Twelfth Biennial ASTENE CONFERENCE – NORWICH
Friday 21 – Monday 24 July, 2017 at the University of East Anglia
and Norwich Castle Museum and Art Gallery, Norwich
How to Book – Use the 2017 Conference Booking Form
Preliminary Call for Papers
The Association for the Study of Travel in Egypt and the Near East will hold its twelfth biennial conference at the University of East Anglia and Norwich Castle Museum and Art Gallery, Norwich, from Friday 21 July to Monday 24 July, 2017.
Until the Industrial Revolution Norwich was the second City in England after London. At different times Norwich could boast having 52 churches, 365 ale-houses and 7 cinemas. Today Norwich is recognised as a UNESCO City of Literature, one of seven worldwide.
Contributions to the ASTENE Conference are welcome from a wide range of disciplines and interests connected with travel to and from the Near and Middle East. It is envisaged the conference will cover many themes – including, but not limited to:
– Harriet Martineau, an original thinker, traveller & writer, born in Norwich
– Travel as education
– Arabian Peninsula travels and travellers

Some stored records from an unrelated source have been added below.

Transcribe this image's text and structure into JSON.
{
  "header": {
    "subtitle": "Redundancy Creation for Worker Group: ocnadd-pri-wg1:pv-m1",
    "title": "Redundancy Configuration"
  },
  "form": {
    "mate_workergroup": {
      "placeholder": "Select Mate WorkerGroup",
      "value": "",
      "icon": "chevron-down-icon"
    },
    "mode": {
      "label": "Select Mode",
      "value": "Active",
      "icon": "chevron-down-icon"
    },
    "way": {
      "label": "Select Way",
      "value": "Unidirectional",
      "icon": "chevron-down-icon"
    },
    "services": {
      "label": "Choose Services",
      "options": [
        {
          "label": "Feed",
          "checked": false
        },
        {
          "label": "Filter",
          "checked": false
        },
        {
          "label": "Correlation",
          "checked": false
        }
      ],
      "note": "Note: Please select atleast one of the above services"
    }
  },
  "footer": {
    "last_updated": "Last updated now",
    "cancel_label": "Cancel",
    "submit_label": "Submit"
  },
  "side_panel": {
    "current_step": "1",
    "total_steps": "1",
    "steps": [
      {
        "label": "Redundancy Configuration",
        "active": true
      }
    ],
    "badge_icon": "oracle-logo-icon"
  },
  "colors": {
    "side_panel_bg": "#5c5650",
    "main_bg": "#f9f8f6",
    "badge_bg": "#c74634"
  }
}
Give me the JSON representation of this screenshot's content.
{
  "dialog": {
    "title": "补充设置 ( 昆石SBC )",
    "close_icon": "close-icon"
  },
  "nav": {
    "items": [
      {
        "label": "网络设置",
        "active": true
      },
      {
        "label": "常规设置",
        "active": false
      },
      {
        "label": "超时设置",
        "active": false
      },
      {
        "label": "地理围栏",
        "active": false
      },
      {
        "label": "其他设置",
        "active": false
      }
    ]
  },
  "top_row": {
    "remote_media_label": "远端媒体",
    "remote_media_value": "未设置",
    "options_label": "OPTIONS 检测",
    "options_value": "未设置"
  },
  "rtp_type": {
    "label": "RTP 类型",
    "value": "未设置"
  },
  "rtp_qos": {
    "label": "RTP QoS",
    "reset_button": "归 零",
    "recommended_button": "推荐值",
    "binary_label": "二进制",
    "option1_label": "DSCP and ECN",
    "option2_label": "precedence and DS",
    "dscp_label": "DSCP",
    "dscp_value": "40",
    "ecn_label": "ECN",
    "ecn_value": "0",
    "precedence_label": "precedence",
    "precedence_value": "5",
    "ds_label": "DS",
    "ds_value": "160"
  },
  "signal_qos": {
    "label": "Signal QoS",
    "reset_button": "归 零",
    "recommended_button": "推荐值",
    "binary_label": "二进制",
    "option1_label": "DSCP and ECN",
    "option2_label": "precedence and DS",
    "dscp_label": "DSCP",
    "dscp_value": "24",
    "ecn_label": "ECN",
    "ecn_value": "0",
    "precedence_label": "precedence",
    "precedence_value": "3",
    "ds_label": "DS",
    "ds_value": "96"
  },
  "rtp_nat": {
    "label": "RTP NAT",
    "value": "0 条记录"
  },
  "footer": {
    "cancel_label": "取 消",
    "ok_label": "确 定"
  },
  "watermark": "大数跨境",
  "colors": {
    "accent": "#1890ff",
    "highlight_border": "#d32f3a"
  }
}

– Travellers in both directions: visitors from the Middle East to Europe and America, and visitors from
– Europe and America in the Middle East
– European farmers visiting the Middle East to learn about new crops
– Travelling artists
… and more.
Preliminary offers of papers should be sent to firstname.lastname@example.org with a working title, a brief abstract of not more than 250 words, names of authors and their affiliations. We also welcome the offer of pre-organised panels of up to 4 speakers per panel on a specific theme.
A full call with further details (i.e. conference bursaries; Plenary sessions; and the accompanying programme in Norwich) will follow later in winter 2016/2017.
The deadline for submitting abstracts is Sunday, February 19, 2017. For full details see the CFP 2017.
‘What office is there which involves more responsibility,
which requires more qualifications, and which ought, therefore,
to be more honourable, than that of teaching?’
Harriet Martineau (b. 1802, d. 1876)